Patrick Clarke , September 16th, 2020 10:26

From Katie Gately to Wacław Zimpel, Abul Mogard to Sarah Davachi, we asked 13 of our favourite musicians to pick a work by the great Jon Hassell, and to tell us what it means to them


Ami Dang on Sulla Strada with I Magazzini (1995)

While I thought that Jon Hassell’s interest in Hindustani classical music would guide my preference in his work, it was actually Sulla Strada, an album partly inspired by the music of Beti and Bemileke of Cameroon, that caught my ear.

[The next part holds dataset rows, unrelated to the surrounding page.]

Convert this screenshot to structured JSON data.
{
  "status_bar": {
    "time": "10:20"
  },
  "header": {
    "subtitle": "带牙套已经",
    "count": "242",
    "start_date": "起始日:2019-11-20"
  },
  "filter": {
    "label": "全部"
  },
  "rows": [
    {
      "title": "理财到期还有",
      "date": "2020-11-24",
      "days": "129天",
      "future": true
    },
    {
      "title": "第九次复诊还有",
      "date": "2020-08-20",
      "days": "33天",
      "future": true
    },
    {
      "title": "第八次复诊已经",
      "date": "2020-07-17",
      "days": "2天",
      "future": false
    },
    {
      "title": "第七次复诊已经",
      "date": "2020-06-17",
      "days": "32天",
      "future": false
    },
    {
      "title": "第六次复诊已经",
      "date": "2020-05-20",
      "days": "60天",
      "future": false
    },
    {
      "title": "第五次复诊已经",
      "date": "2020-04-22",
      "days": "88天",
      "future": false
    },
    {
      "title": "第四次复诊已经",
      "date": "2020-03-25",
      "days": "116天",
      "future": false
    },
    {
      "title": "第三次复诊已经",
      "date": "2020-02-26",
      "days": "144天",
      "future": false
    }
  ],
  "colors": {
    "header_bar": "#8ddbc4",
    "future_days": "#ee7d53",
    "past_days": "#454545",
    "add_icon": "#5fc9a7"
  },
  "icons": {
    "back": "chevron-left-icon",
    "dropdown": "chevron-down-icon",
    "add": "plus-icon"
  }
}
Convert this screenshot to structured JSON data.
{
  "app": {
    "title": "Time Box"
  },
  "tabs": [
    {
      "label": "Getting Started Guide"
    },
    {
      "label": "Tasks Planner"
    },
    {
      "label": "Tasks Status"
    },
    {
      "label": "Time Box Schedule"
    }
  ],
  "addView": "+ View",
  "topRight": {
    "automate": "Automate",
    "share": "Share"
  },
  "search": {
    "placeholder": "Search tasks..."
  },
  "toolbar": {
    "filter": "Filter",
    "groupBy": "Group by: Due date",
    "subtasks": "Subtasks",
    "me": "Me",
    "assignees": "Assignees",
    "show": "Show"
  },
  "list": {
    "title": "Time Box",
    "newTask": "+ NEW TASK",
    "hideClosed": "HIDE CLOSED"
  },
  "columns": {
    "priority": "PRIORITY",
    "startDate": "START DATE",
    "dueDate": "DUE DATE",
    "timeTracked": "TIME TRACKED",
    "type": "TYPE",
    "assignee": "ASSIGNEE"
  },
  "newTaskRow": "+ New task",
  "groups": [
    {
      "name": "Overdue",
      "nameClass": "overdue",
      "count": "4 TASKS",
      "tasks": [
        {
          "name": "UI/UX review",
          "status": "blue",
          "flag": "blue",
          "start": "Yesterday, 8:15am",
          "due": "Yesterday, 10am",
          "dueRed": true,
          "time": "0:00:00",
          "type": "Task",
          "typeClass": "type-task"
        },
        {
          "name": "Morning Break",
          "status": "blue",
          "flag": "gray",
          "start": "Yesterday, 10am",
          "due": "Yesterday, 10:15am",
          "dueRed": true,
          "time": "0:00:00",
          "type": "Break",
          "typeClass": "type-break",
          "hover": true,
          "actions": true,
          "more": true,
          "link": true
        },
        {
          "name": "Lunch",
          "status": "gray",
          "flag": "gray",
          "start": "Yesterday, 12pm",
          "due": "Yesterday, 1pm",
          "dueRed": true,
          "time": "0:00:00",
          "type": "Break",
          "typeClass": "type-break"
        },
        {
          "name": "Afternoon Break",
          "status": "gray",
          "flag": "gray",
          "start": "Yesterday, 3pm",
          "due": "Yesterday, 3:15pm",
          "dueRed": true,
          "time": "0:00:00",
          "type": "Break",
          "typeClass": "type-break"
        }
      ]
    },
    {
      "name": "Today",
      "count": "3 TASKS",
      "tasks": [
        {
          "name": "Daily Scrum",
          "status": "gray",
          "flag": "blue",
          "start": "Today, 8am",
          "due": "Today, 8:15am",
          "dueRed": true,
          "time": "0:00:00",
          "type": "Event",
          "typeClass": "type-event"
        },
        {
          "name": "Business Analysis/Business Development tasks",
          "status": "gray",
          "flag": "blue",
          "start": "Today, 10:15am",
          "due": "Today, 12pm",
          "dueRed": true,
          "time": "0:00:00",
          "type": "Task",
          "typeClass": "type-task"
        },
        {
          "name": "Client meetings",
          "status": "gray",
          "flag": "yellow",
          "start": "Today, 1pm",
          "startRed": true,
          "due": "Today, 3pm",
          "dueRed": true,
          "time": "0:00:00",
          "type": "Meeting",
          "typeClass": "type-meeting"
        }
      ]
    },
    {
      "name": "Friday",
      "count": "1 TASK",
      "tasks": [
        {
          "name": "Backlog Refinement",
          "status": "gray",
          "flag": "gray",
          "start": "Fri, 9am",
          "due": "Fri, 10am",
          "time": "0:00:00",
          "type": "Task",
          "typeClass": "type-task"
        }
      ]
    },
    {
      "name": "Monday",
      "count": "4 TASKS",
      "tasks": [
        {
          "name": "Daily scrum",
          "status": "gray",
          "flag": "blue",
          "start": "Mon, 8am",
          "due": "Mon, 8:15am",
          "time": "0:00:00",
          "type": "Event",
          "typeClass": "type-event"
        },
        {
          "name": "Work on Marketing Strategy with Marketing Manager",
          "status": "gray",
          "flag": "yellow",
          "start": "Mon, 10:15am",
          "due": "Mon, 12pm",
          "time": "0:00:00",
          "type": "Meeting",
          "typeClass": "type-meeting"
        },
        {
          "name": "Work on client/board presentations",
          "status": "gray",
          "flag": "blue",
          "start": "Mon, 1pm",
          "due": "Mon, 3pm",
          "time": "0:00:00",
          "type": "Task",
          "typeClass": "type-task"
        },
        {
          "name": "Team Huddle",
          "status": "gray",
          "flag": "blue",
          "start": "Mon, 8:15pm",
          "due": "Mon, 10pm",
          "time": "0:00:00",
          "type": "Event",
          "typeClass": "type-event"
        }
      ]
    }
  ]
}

Originally composed to accompany the play On the Road (yes, as in Jack Kerouac) presented by Italian theatre company I Maggazzini, this album tangles percussion, whistles, voices, horns, pads, and field recordings to form an ever-spinning cascade of sound. To be honest, I wanted to write something here about cultural appropriation—about a white, male, American composer ripping off the musics of the Beti and Bemileke of Cameroon. But as I researched Jon Hassell and read his writings on culture with(out) technology (written before it was widely known that we were hurdling towards the singularity), I discovered a composer who incorporates non-western musical concepts into his work not for the sake of drawing attention to the “other” but for calling out Western (classical) music for its rigid and archaic protocol. Here, Hassell’s compositions offer thoughtful combinations of cycle and gesture that invoke a grounded sensibility of how musical expression transcends cultural definition.

Picture: Missy Malouff